To be better prepared to handle future typhoons and extreme weather conditions, the Civil Engineering & Development Department has introduced new survey technologies and carried out improvement works of marine facilities.
The department sends its survey vessel to inspect marine facilities like seawalls and breakwaters regularly.
New survey technologies have been installed on board the vessel such as the Integrated Multibeam Echo Sounder & Laser Scanner System which can visualise data being captured in real-time from both above and below the waterline.
The Multibeam Echo Sounder works by transmitting a fan of sound pulses to measure the shape of a marine facility underwater, while the Laser Scanner System measures the terrain above water level.
“After combining the data set, we are able to portray a clear 3D model of the marine facilities. By inspecting the 3D point cloud model, we are able to determine if there is any significant defect in the marine facilities,” Civil Engineering & Development Department Land Surveyor Tim Cheuk explained.
The Imaging Sonar System is also deployed to gather images for underwater inspection.
Its remote-controlled rotatable 2D sonar view can produce high-resolution images to identify damaged structures, so the department can arrange for follow-up action.
“The advantage of the Imaging Sonar System is that it can see through the underwater conditions, even in zero visibility.
“It transmits an echo and then receives the return and turns it into a digital signal so that we are able to capture the high resolution close-range video of the marine facilities,” added Mr Cheuk.
The department introduced these new technologies after super typhoon Hato hit Hong Kong in 2017, to enhance the efficiency and effectiveness of underwater inspections of marine structures.
The technology was especially useful following the passage of super typhoon Mangkhut last year.
“After super typhoon Mangkhut, we put this system into real use.
“We carried out several emergency surveys to inspect the damaged seawalls to review the extent of damage. This information is valuable for our engineers to propose remedial works afterwards,” said Mr Cheuk.
After Mangkhut hit, a 50m-long vertical seawall at the Sai Kung Sewage Treatment Works collapsed.
The Civil Engineering & Development Department not only helped with the emergency repairs, but also carried out strengthening works for the damaged seawall.
“To protect the Sai Kung Sewage Treatment Works from the attack of a typhoon in future, we are now carrying out the strengthening works of the seawall.
“The works include the replacement of larger rock armour units and the erection of a 1.5m-high wave wall,” Civil Engineering & Development Department Engineer Ivan Ho explained.
He added that the new wave wall can help prevent seawater influx into the sewage plant during a typhoon, while the reinforced seawall can withstand huge waves.
Based on the experience gained from Mangkhut, the department is also building a wave wall along Tseung Kwan O Waterfront Park, which was left badly damaged by the typhoon.
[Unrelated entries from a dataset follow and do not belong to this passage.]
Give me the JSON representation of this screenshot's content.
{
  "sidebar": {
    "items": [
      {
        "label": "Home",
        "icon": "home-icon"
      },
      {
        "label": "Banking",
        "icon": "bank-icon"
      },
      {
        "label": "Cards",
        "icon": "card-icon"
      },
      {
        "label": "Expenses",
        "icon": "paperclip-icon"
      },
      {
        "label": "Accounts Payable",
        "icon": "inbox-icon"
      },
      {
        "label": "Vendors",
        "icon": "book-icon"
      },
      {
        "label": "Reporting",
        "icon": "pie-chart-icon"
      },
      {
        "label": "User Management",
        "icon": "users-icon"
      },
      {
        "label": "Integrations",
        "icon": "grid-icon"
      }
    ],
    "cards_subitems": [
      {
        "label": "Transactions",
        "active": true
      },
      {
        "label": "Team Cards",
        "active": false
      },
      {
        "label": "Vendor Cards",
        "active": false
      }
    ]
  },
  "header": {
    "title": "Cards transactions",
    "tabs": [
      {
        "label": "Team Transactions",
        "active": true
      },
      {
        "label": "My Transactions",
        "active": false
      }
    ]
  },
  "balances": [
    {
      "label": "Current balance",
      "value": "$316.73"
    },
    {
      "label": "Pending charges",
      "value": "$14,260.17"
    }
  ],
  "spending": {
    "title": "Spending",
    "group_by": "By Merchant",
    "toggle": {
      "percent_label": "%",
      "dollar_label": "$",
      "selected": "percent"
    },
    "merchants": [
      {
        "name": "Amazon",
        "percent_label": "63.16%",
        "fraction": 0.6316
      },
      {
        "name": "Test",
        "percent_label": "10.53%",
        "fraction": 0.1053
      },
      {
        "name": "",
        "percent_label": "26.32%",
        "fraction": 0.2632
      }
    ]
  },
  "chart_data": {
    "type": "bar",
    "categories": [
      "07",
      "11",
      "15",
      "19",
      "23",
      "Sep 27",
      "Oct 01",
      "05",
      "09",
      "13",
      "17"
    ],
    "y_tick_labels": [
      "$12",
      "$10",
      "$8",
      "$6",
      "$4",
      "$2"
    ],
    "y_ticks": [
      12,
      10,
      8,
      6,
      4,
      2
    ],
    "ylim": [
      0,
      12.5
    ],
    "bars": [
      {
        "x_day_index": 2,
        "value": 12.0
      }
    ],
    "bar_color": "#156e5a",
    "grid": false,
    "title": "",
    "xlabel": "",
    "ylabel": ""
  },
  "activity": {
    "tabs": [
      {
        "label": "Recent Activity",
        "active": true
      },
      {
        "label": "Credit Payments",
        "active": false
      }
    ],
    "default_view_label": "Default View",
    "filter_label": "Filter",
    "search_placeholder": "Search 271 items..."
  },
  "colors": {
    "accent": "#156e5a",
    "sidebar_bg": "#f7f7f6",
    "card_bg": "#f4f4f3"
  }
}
Civil Engineering & Development Department Senior Engineer Clarence Chan said the 600m-long wave wall is being constructed at a level of about 6.6m above the Principal Datum - the level to which tide heights are referenced in Hong Kong.
“We anticipate the wave wall can alleviate the impact on onshore residents and facilities by overtopping waves generated by the typhoon.
“The wave wall is about 1.1m above ground level. It can withstand overtopping waves without compromising the public expectation of enjoying the sea view,” Mr Chan added.
To assess the impacts of extreme weather, the department has commissioned a consultant to review comprehensively low-lying coastal and windy locations, and carry out investigations on storm surges and waves.
Based on the findings, the Government will formulate protection measures to enhance the resilience of vulnerable coastal areas to stronger wave attacks.
The department will work with the Hong Kong Observatory on other climate change studies, as well as update the current design standards with reference to the Intergovernmental Panel on Climate Change’s reports, to protect public safety.